**WHAT IS REQUIRED**.
Check each line of the data for "icon", and copy the ones that have it.

[Excerpts from an interface dataset]

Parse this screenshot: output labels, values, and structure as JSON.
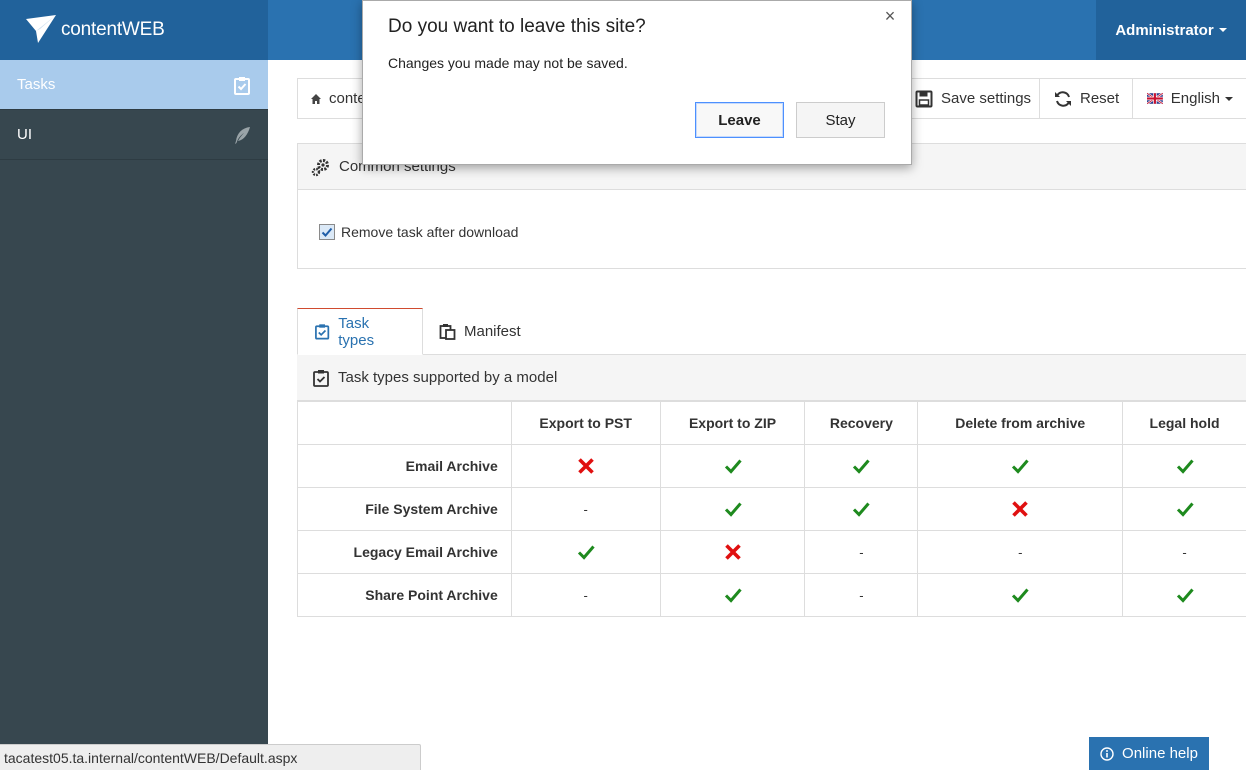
{
  "header": {
    "brand": "contentWEB",
    "user": "Administrator"
  },
  "sidebar": {
    "items": [
      {
        "label": "Tasks",
        "icon": "clipboard-check-icon",
        "active": true
      },
      {
        "label": "UI",
        "icon": "feather-icon",
        "active": false
      }
    ]
  },
  "toolbar": {
    "breadcrumb": "conte",
    "save_label": "Save settings",
    "reset_label": "Reset",
    "language_label": "English"
  },
  "common_settings": {
    "title": "Common settings",
    "checkbox_label": "Remove task after download",
    "checked": true
  },
  "tabs": [
    {
      "label": "Task types",
      "active": true
    },
    {
      "label": "Manifest",
      "active": false
    }
  ],
  "task_types": {
    "title": "Task types supported by a model",
    "columns": [
      "Export to PST",
      "Export to ZIP",
      "Recovery",
      "Delete from archive",
      "Legal hold"
    ],
    "rows": [
      {
        "label": "Email Archive",
        "cells": [
          "cross",
          "check",
          "check",
          "check",
          "check"
        ]
      },
      {
        "label": "File System Archive",
        "cells": [
          "-",
          "check",
          "check",
          "cross",
          "check"
        ]
      },
      {
        "label": "Legacy Email Archive",
        "cells": [
          "check",
          "cross",
          "-",
          "-",
          "-"
        ]
      },
      {
        "label": "Share Point Archive",
        "cells": [
          "-",
          "check",
          "-",
          "check",
          "check"
        ]
      }
    ]
  },
  "dialog": {
    "title": "Do you want to leave this site?",
    "message": "Changes you made may not be saved.",
    "leave_label": "Leave",
    "stay_label": "Stay",
    "close_glyph": "×"
  },
  "status_url": "tacatest05.ta.internal/contentWEB/Default.aspx",
  "help_label": "Online help",
  "colors": {
    "header": "#2a72b0",
    "header_dark": "#21629b",
    "sidebar": "#37474f",
    "sidebar_active": "#a9cbec",
    "check": "#1e8a1e",
    "cross": "#e01010"
  }
}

**RESPONSE BOX**.
        "icon": "clipboard-check-icon",
        "icon": "feather-icon",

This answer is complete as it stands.